WHAT YOU SHOULD DO: Hunt for the word "JSON" across the entries below, copying each line that holds it.

INFORMATION SHOWN:
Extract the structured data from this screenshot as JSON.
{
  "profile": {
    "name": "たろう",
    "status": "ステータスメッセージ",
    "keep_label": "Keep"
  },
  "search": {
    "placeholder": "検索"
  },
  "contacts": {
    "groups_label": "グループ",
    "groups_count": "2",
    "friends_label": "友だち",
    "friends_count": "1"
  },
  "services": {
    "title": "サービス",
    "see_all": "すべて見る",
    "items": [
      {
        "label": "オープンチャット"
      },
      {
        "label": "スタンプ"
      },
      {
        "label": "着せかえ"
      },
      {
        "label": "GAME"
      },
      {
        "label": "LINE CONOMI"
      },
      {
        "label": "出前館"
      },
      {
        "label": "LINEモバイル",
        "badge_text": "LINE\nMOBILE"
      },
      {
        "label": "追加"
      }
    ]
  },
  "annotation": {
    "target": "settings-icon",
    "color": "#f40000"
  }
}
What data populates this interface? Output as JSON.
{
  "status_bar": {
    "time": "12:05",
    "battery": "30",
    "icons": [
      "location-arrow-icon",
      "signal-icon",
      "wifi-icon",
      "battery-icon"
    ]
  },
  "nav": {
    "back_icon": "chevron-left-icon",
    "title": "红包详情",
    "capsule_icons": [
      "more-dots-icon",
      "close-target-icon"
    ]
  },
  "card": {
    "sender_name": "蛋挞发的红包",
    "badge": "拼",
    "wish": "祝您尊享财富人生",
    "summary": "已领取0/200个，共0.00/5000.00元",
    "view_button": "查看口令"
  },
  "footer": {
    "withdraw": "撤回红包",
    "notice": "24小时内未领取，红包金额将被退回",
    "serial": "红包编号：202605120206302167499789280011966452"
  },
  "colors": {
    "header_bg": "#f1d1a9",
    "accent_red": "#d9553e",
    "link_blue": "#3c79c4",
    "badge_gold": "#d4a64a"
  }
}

RESPONSE AREA:
Extract the structured data from this screenshot as JSON.
What data populates this interface? Output as JSON.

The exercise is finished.